The restaurant industry remains in crisis, as body blows mount from various levels of lockdown, restrictions on the sale of alcohol, uncertainty and damages due to social unrest, as well as a stuttering economy. But more than a year on from the onset of the COVID-19 pandemic, some in the industry have begun to pull together anew so that work can begin to tackle many of the challenges facing it.
Currently, the industry does not have a single voice, nor is it organised to collect and use data from restaurant operators to make better decisions and effectively lobby government. There is no accurate record of how many people the sector employs, how many restaurants there are in the country, or how these figures have changed (especially over the past year).
Some, like the Restaurant Association of South Africa (RASA), have publicly shared data about the sector. It estimated last year that the industry employs around 800,000 people and that nearly a third of restaurants had shut down since the onset of lockdown. This data is taken from their membership database and is not accessible to the general public. However, some critics have privately pointed out that RASA’s objectives and role are not clear.
The Restaurant Collective, focused on the sit-down restaurant industry, hopes to fill some of this gap as it begins to formalise. Already, it counts the three largest restaurant groups in the country – Spur Corporation, Ocean Basket and Famous Brands – as members. Include founder member Natasha Sideris’s Tashas, and the number of outlets across just these four groups is close to 1,500.
Grace Harding of The Restaurant Collective says: “The real value is when we get all those independents on board. If you’re a franchisee, you’ve got the franchisor to help.” She says it wants to be in a position to help those who need it most.
The collective is busy formalising, despite having done “some amazing work” over the past year.
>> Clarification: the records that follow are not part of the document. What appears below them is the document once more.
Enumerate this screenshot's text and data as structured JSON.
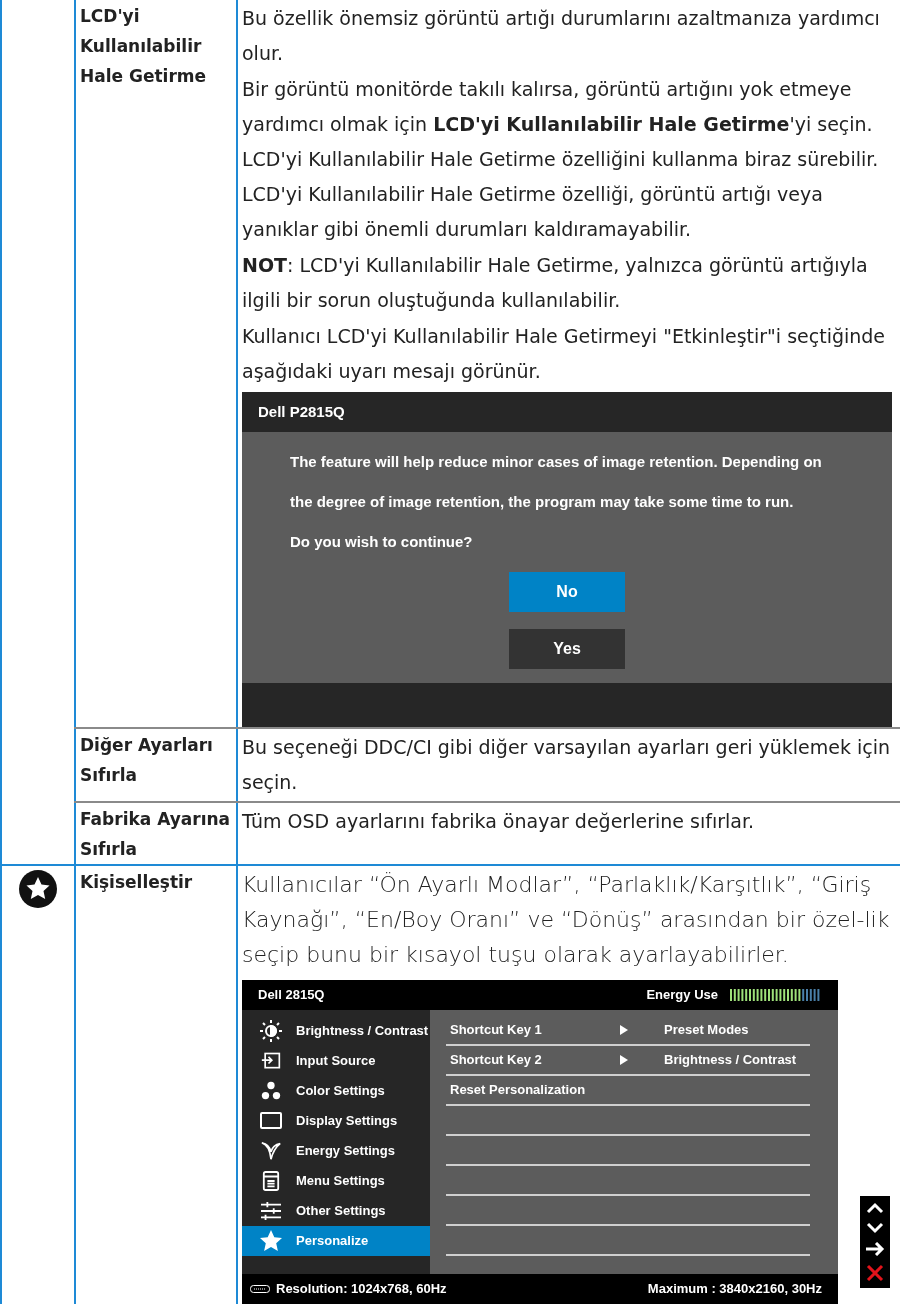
{
  "sections": [
    {
      "has_icon": false,
      "rows": [
        {
          "label": "LCD'yi Kullanılabilir Hale Getirme",
          "content": [
            {
              "kind": "paragraph",
              "text": "Bu özellik önemsiz görüntü artığı durumlarını azaltmanıza yardımcı olur."
            },
            {
              "kind": "paragraph",
              "text": "Bir görüntü monitörde takılı kalırsa, görüntü artığını yok etmeye yardımcı olmak için **LCD'yi Kullanılabilir Hale Getirme**'yi seçin. LCD'yi Kullanılabilir Hale Getirme özelliğini kullanma biraz sürebilir. LCD'yi Kullanılabilir Hale Getirme özelliği, görüntü artığı veya yanıklar gibi önemli durumları kaldıramayabilir."
            },
            {
              "kind": "paragraph",
              "text": "**NOT**: LCD'yi Kullanılabilir Hale Getirme, yalnızca görüntü artığıyla ilgili bir sorun oluştuğunda kullanılabilir."
            },
            {
              "kind": "paragraph",
              "text": "Kullanıcı LCD'yi Kullanılabilir Hale Getirmeyi \"Etkinleştir\"i seçtiğinde aşağıdaki uyarı mesajı görünür."
            },
            {
              "kind": "dialog",
              "title": "Dell P2815Q",
              "lines": [
                "The feature will help reduce minor cases of image retention. Depending on",
                "the degree of image retention, the program may take some time to run.",
                "Do you wish to continue?"
              ],
              "buttons": [
                {
                  "label": "No",
                  "selected": true
                },
                {
                  "label": "Yes",
                  "selected": false
                }
              ]
            }
          ]
        },
        {
          "label": "Diğer Ayarları Sıfırla",
          "content": [
            {
              "kind": "paragraph",
              "text": "Bu seçeneği DDC/CI gibi diğer varsayılan ayarları geri yüklemek için seçin."
            }
          ]
        },
        {
          "label": "Fabrika Ayarına Sıfırla",
          "content": [
            {
              "kind": "paragraph",
              "text": "Tüm OSD ayarlarını fabrika önayar değerlerine sıfırlar."
            }
          ]
        }
      ]
    },
    {
      "has_icon": true,
      "rows": [
        {
          "label": "Kişiselleştir",
          "content": [
            {
              "kind": "lead",
              "text": "Kullanıcılar “Ön Ayarlı Modlar”, “Parlaklık/Karşıtlık”, “Giriş Kaynağı”, “En/Boy Oranı” ve “Dönüş” arasından bir özel-lik seçip bunu bir kısayol tuşu olarak ayarlayabilirler."
            },
            {
              "kind": "osd",
              "title": "Dell 2815Q",
              "energy_label": "Energy Use",
              "energy": {
                "level": 0.8
              },
              "menu": [
                {
                  "label": "Brightness / Contrast",
                  "selected": false
                },
                {
                  "label": "Input Source",
                  "selected": false
                },
                {
                  "label": "Color Settings",
                  "selected": false
                },
                {
                  "label": "Display Settings",
                  "selected": false
                },
                {
                  "label": "Energy Settings",
                  "selected": false
                },
                {
                  "label": "Menu Settings",
                  "selected": false
                },
                {
                  "label": "Other Settings",
                  "selected": false
                },
                {
                  "label": "Personalize",
                  "selected": true
                }
              ],
              "options": [
                {
                  "label": "Shortcut Key 1",
                  "value": "Preset Modes"
                },
                {
                  "label": "Shortcut Key 2",
                  "value": "Brightness / Contrast"
                },
                {
                  "label": "Reset Personalization"
                }
              ],
              "resolution": "Resolution: 1024x768,  60Hz",
              "maximum": "Maximum : 3840x2160,  30Hz"
            }
          ]
        }
      ]
    }
  ]
}
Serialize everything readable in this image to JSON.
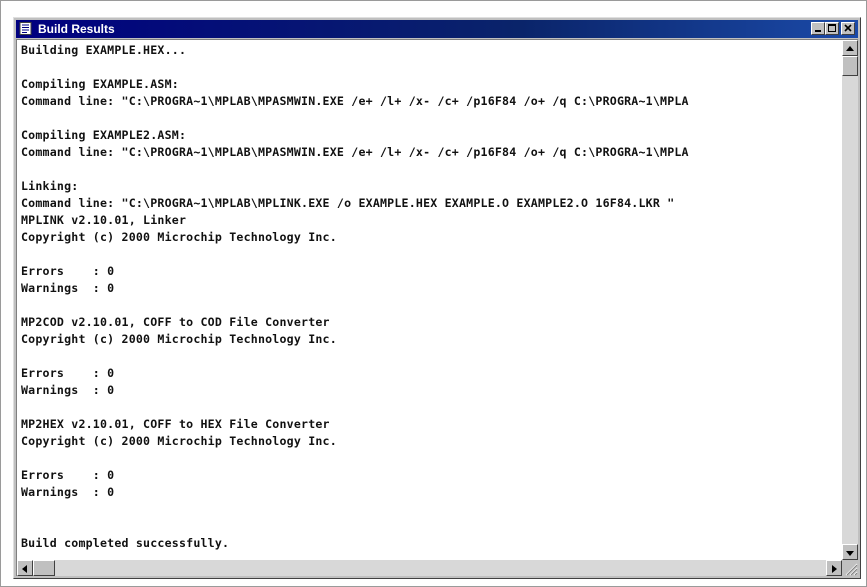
{
  "window": {
    "title": "Build Results",
    "icon": "document-icon",
    "controls": [
      "minimize-icon",
      "maximize-icon",
      "close-icon"
    ]
  },
  "log": {
    "lines": [
      "Building EXAMPLE.HEX...",
      "",
      "Compiling EXAMPLE.ASM:",
      "Command line: \"C:\\PROGRA~1\\MPLAB\\MPASMWIN.EXE /e+ /l+ /x- /c+ /p16F84 /o+ /q C:\\PROGRA~1\\MPLA",
      "",
      "Compiling EXAMPLE2.ASM:",
      "Command line: \"C:\\PROGRA~1\\MPLAB\\MPASMWIN.EXE /e+ /l+ /x- /c+ /p16F84 /o+ /q C:\\PROGRA~1\\MPLA",
      "",
      "Linking:",
      "Command line: \"C:\\PROGRA~1\\MPLAB\\MPLINK.EXE /o EXAMPLE.HEX EXAMPLE.O EXAMPLE2.O 16F84.LKR \"",
      "MPLINK v2.10.01, Linker",
      "Copyright (c) 2000 Microchip Technology Inc.",
      "",
      "Errors    : 0",
      "Warnings  : 0",
      "",
      "MP2COD v2.10.01, COFF to COD File Converter",
      "Copyright (c) 2000 Microchip Technology Inc.",
      "",
      "Errors    : 0",
      "Warnings  : 0",
      "",
      "MP2HEX v2.10.01, COFF to HEX File Converter",
      "Copyright (c) 2000 Microchip Technology Inc.",
      "",
      "Errors    : 0",
      "Warnings  : 0",
      "",
      "",
      "Build completed successfully."
    ]
  },
  "colors": {
    "titlebar": "#000080",
    "text": "#111111",
    "chrome": "#c0c0c0"
  }
}
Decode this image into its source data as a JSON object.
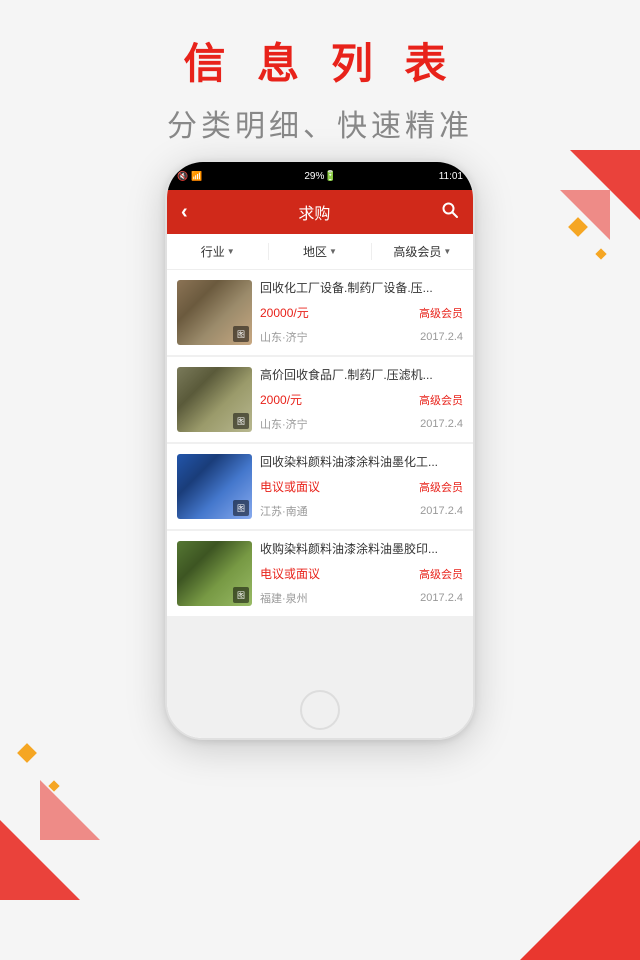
{
  "page": {
    "title": "信 息 列 表",
    "subtitle": "分类明细、快速精准"
  },
  "phone": {
    "statusBar": {
      "icons": "🔇 📶 29%",
      "time": "11:01"
    },
    "navbar": {
      "backLabel": "‹",
      "title": "求购",
      "searchIcon": "search"
    },
    "filters": [
      {
        "label": "行业",
        "arrow": "▼"
      },
      {
        "label": "地区",
        "arrow": "▼"
      },
      {
        "label": "高级会员",
        "arrow": "▼"
      }
    ],
    "listItems": [
      {
        "id": 1,
        "title": "回收化工厂设备.制药厂设备.压...",
        "price": "20000/元",
        "badge": "高级会员",
        "location": "山东·济宁",
        "date": "2017.2.4",
        "imgClass": "img-1"
      },
      {
        "id": 2,
        "title": "高价回收食品厂.制药厂.压滤机...",
        "price": "2000/元",
        "badge": "高级会员",
        "location": "山东·济宁",
        "date": "2017.2.4",
        "imgClass": "img-2"
      },
      {
        "id": 3,
        "title": "回收染料颜料油漆涂料油墨化工...",
        "price": "电议或面议",
        "badge": "高级会员",
        "location": "江苏·南通",
        "date": "2017.2.4",
        "imgClass": "img-3"
      },
      {
        "id": 4,
        "title": "收购染料颜料油漆涂料油墨胶印...",
        "price": "电议或面议",
        "badge": "高级会员",
        "location": "福建·泉州",
        "date": "2017.2.4",
        "imgClass": "img-4"
      }
    ]
  },
  "decorations": {
    "imageBadgeLabel": "图"
  }
}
It will register as a non-profit organisation and has appointed its first staff member. Announcements will be made in the coming weeks.
“This is not going to be a traditional association,” says Harding. “All of us work in the sector and we don’t want to belong to anyone. We will collaborate with Fedhasa or CGCSA or the bargaining council or the ministry or RASA.” Some in the sector still question why it falls under the tourism ministry, never mind that the Minister of Tourism is currently acting Minister of Health, which brings its own challenges.
“The sit-down restaurant industry is so different, our challenges are so different. Tourism is a big category, although we do add value to tourism,” Harding says.
Asked about where the collective will be a year from now, Harding adds that being a “uniform voice for the sit-down restaurant industry in SA” is the primary aim.
Next is skilling. “We will have implemented nationwide standards, with a platform to upskill grillers, waiters, scullers. We want to focus on building the capabilities of the entrepreneurs and the skills of the employees. Solutions on how to work more effectively with landlords in the bigger mall properties, and addressing issues like food costs, wastage, labour, scheduling…
“What’s to stop us from developing a scheduling system and just sharing it with everyone?” she asks. This is not a competitive advantage. “We want to see true collaboration, co-opetition. There is so much opportunity! We start to build a different way of connecting suppliers to restaurateurs.
“We will also hopefully have found some benefit for a restaurant employee,” she adds, possibly starting with affordable life insurance.
And, crucially, it will have made a start on collecting data on the industry. “There are thousands and thousands of lost people out there and we know very little about them.”
She admits this task is a mammoth one.
But it all circles back to training. “Some people are running big restaurants, but they’ve never been trained how to deal with poor performance,” says Harding.
“The industry has changed so quickly and a lot of people are still running their restaurants the way they used to. The biggest thing people need in this industry is education and skills.”